- Published: Tuesday, 15 May 2018 16:16
In the wake of the United States Supreme Court decision to overturn the Professional and Amateur Sports Protection Act, multiple states have fast-tracked the regulatory and legislative process to facilitate legal sports betting.
Several states in the Mid-Atlantic region are poised to begin taking bets, including New Jersey, where Monmouth Park officials are hopeful to be up and running in a few weeks. Delaware, one of four states previously authorized to offer limited parlay sports betting on professional football, could be less than a few months away from a major expansion.

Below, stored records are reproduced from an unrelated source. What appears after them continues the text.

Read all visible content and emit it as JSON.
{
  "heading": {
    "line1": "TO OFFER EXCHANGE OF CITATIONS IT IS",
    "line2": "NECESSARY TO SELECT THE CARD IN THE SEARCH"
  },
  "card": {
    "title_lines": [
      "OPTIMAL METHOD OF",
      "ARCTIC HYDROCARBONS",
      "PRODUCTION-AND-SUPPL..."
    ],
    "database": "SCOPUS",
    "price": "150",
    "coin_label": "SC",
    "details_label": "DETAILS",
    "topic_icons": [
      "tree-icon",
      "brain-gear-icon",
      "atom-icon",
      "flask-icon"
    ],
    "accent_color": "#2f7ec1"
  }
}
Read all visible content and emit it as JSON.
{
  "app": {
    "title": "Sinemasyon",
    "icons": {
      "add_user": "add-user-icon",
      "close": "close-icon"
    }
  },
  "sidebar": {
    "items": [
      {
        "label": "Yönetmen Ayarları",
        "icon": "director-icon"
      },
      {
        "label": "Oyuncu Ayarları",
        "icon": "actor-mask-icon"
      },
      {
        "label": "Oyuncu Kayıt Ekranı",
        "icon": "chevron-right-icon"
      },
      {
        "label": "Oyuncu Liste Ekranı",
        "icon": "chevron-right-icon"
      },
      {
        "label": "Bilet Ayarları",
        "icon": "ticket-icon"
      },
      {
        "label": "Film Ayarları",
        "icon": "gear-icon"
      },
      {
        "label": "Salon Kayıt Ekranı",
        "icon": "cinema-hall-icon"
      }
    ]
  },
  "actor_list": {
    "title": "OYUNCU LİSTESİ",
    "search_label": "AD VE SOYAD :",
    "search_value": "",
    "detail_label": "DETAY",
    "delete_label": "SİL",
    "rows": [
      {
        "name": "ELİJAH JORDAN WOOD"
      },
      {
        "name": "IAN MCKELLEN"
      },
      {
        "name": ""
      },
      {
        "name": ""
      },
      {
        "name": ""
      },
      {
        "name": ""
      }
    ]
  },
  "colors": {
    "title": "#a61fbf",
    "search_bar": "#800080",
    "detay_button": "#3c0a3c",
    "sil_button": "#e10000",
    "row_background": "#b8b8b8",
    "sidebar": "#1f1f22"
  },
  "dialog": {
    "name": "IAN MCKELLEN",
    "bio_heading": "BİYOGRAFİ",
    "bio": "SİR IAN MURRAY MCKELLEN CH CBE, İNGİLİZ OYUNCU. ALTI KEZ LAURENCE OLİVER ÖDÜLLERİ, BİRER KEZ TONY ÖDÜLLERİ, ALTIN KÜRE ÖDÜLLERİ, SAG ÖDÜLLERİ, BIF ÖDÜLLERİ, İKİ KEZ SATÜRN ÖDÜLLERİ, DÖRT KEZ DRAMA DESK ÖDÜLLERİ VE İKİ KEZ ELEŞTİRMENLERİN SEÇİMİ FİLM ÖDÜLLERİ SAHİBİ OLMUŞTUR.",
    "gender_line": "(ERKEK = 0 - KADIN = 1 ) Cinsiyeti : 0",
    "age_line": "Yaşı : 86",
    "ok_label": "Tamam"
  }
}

West Virginia and Pennsylvania already have laws on the books authorizing sports betting. Maryland does not, and that has led to speculation over when the state may act.
TheBaltimore Business Journalon May 14, the day the Supreme Court decision was made public, reported that legislative leaders are receptive to holding a special session this year to re-address legislation that passed the House of Delegates but died in the Senate earlier in 2018. The publication also reported that Gov. Larry Hogan, who is running for re-election this year, has no plans to call a special session.
Bills introduced earlier this year called for a constitutional amendment on sports betting. Under Maryland law, a referendum could be held this year or in 2020, but not next year.
A House bill sponsored by Del. Frank Turner passed on a vote of 124-14. It specifies that a video lottery terminal licensee—a casino—or a licensee for mile-track Thoroughbred racing or Standardbred racing—Laurel Park, Pimlico Race Course, Rosecroft Raceway and Casino Ocean Downs—would be eligible to offer sports betting.
The bill, had it become law, would have taken effect July 1 of this year contingent upon PASPA no longer prohibiting sports betting, which ended up being the case. The measure never made it beyond a hearing before the Senate Budget and Taxation Committee the last week of March.
At that hearing, Turner explained that the House opted to include language specifying that casinos and racetracks both be eligible for sports betting licenses. But Joe Weinberg, an executive with Cordish Companies, which operates the Live! Casino in Anne Arundel County, told the committee sports betting should be offered only at casinos.
Weinberg said there’s “not a ton of money on the revenue end” from sports betting, so the real benefit comes from attracting more customers to casinos. He said racing already gets a percentage of revenue from VLTs, and increased traffic at casinos could then benefit racing.
The racing industry, however, made its case at an earlier House committee hearing. There was full support for sports betting from the tracks, horsemen’s groups and breeders, all of which said the additional form of gambling would attract more people to racing.
William Rickman Jr., the former owner of Ocean Downs and owner of Delaware Park, spoke in support of tracks offering sports betting.
“(Ocean Downs) will be included regardless, but it’s important to remember the history in Maryland,” he said. “It would be unfair not to have Laurel, Rosecroft and Pimlico not included in the bill.”
Turner’s bill doesn’t set a tax rate on sports bets. A second bill that didn’t progress through the Maryland General Assembly called for a 20% state tax and it prohibited wagering via electronic devices.
In comparison, New Jersey lawmakers are expected to quickly pass a regulatory bill that currently sets the tax rates at 8% for bets made at casinos and racetracks and 12.5% for mobile wagers.
Dennis Drazin, Chief Executive Officer of Darby Development, which operates Monmouth on behalf of the New Jersey Thoroughbred Horsemen’s Association, on May 14 said of the $400 billion illegally wagered on sporting events, roughly $10 billion comes from New Jersey. The amount that would be bet legally in the state is open to speculation, but Drazin believes it will generate enough revenue for Monmouth to invest in its racing product, physical plant, and expanded amenities on the sprawling property.